(A)   This section describes the technical criteria necessary to design stormwater channels and ditches using conventional design procedures.
      (1)   These procedures shall be applied to roadside and rear yard ditches and highly urbanized channel.
         (2)   All blue line streams (especially in undisturbed areas) shall be designed using Natural Channel Design techniques, if possible.
      (3)   This criterion represents minimum requirements.
   (B)   Manning’s Equation is required, except in cases where backwater conditions are significant. All calculations must be submitted for review.
   (C)   Channels and ditches should be capable of conveying the ten-year storm flow within their banks. Through drainage systems (culverts, storm sewers and the like) shall generally be designed to collect and transport the post-development rate of runoff for the ten-year design storm. In all cases, the 100-year discharge elevation shall be checked to ensure that adjacent structures do not suffer flood damage.
   (D)   All through systems constructed must be capable of passing the 100-year design flow within the drainage easement.
   (E)   All open channels, whether private or public, and whether constructed on private or public land, shall conform to the design standards and other design requirements contained herein.
   (F)   The waterway for channels shall be determined using Manning’s Equation, where:
            Q = 1.486 R 2/3S1/2A
         Q = volumetric flow rate (cfs)
         R = the hydraulic radius in feet
         S = the slope of the energy grade line in feet per foot
         n = roughness coefficient
         A = cross-sectional area
The hydraulic radius, R, is defined as the cross sectional area of flow divided by the wetted flow surface or wetted perimeter.
   (G)   Channel cross section and grade: the design capacity, the material in which the channel is to be constructed, and the requirements for maintenance determine the required channel cross-section and grade. The channel grade shall be such that the velocity in the channel is high enough to prevent siltation but low enough to prevent erosion. Velocities less than one and one-half feet per second should be avoided because siltation will take place and ultimately reduce the channel cross-section.

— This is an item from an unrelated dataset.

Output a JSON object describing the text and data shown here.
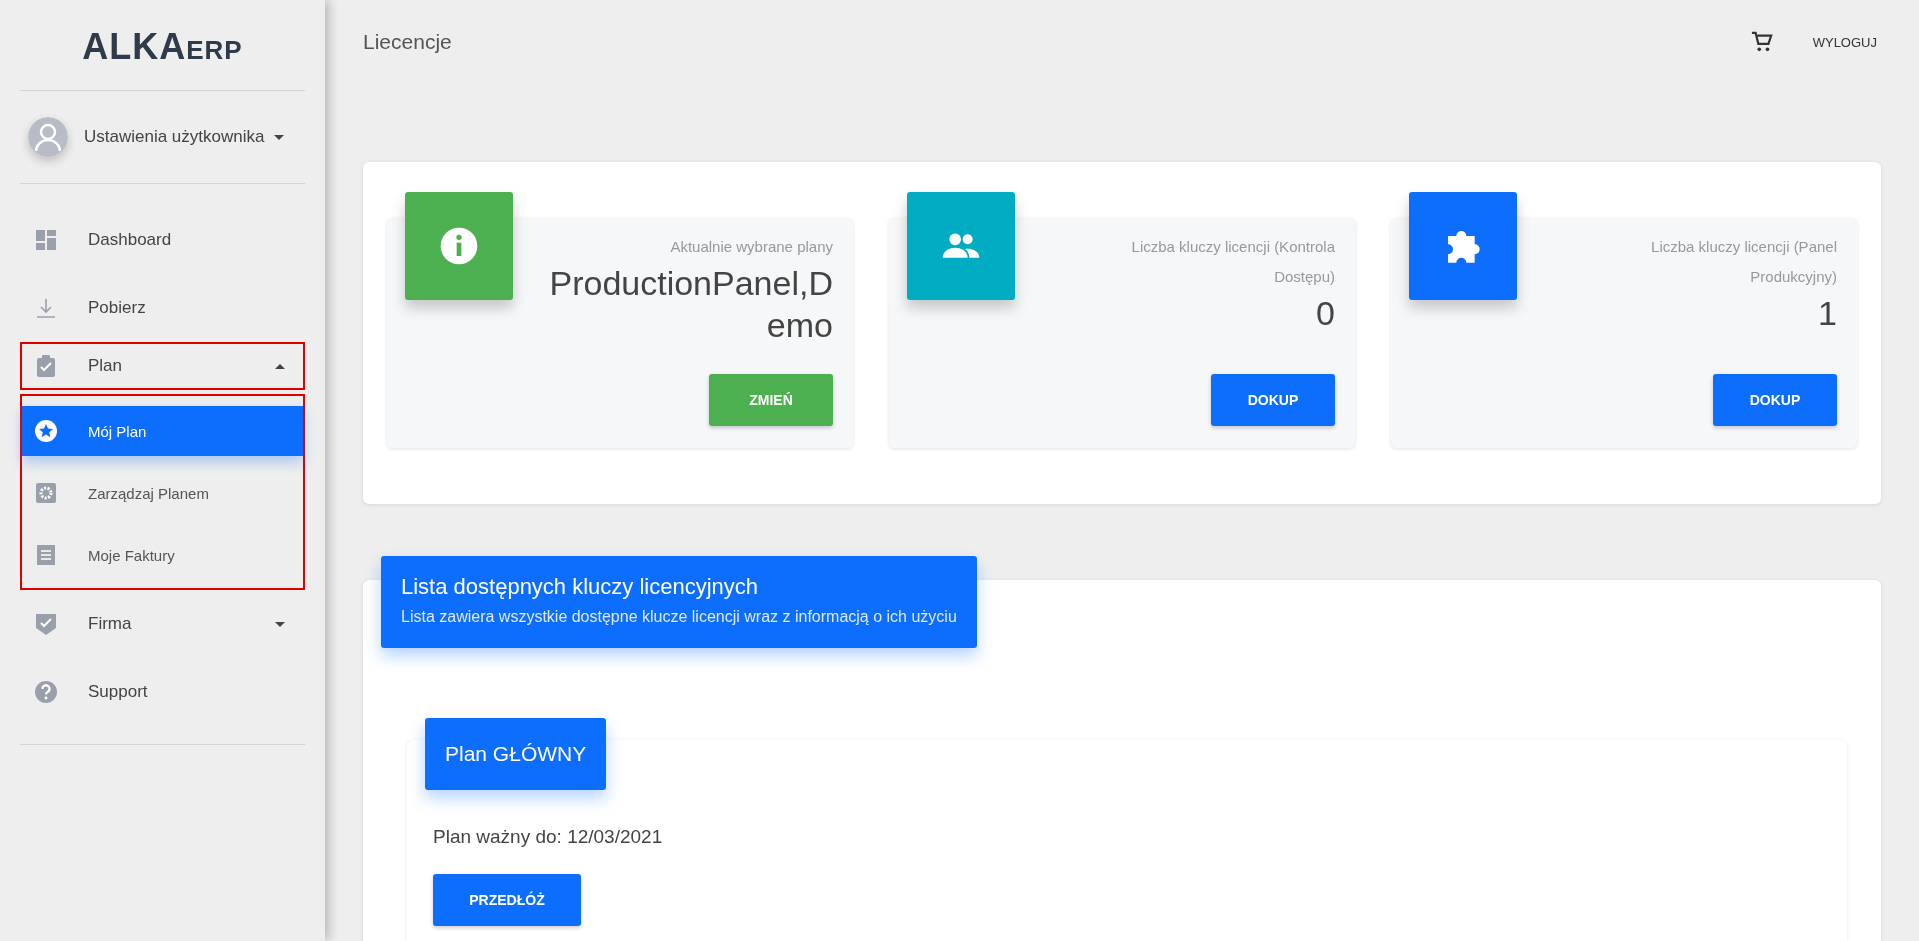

   (H)   Side slopes: earthen channel side slopes shall be no steeper than three to one. Flatter slopes may be required to prevent erosion and for ease of maintenance. Where concrete lined channels are required, side slopes shall be no steeper than 12 to one with adequate provisions made for weep holes or subsurface drainage. Side slopes steeper than 12 to one may be used for lined channels provided that the side lining is designed and constructed as a retaining wall with provisions for live and dead load surcharge.
   (I)   Channel stability:
      (1)   All channels constructed shall have the following characteristics.
         (a)   It neither aggrades nor degrades beyond tolerable limits.
         (b)   The channel banks do not erode to the extent that the channel cross-section is changed appreciably.
         (c)   Excessive sediment bars do not develop.
         (d)   Excessive erosion does not occur around culverts, bridges or elsewhere.
         (e)   Gullies do not form or enlarge due to the entry of uncontrolled surface flow to the channel.
      (2)   Channel stability shall be determined for an aged condition and the velocity shall be based on the design flow or the bank full flow, whichever is greater, using “n” values for various channel linings. In no case is it necessary to check channel stability for discharges greater than that from a 100-year return period storm.
(Ord. 2010-11, passed 7-22-2010)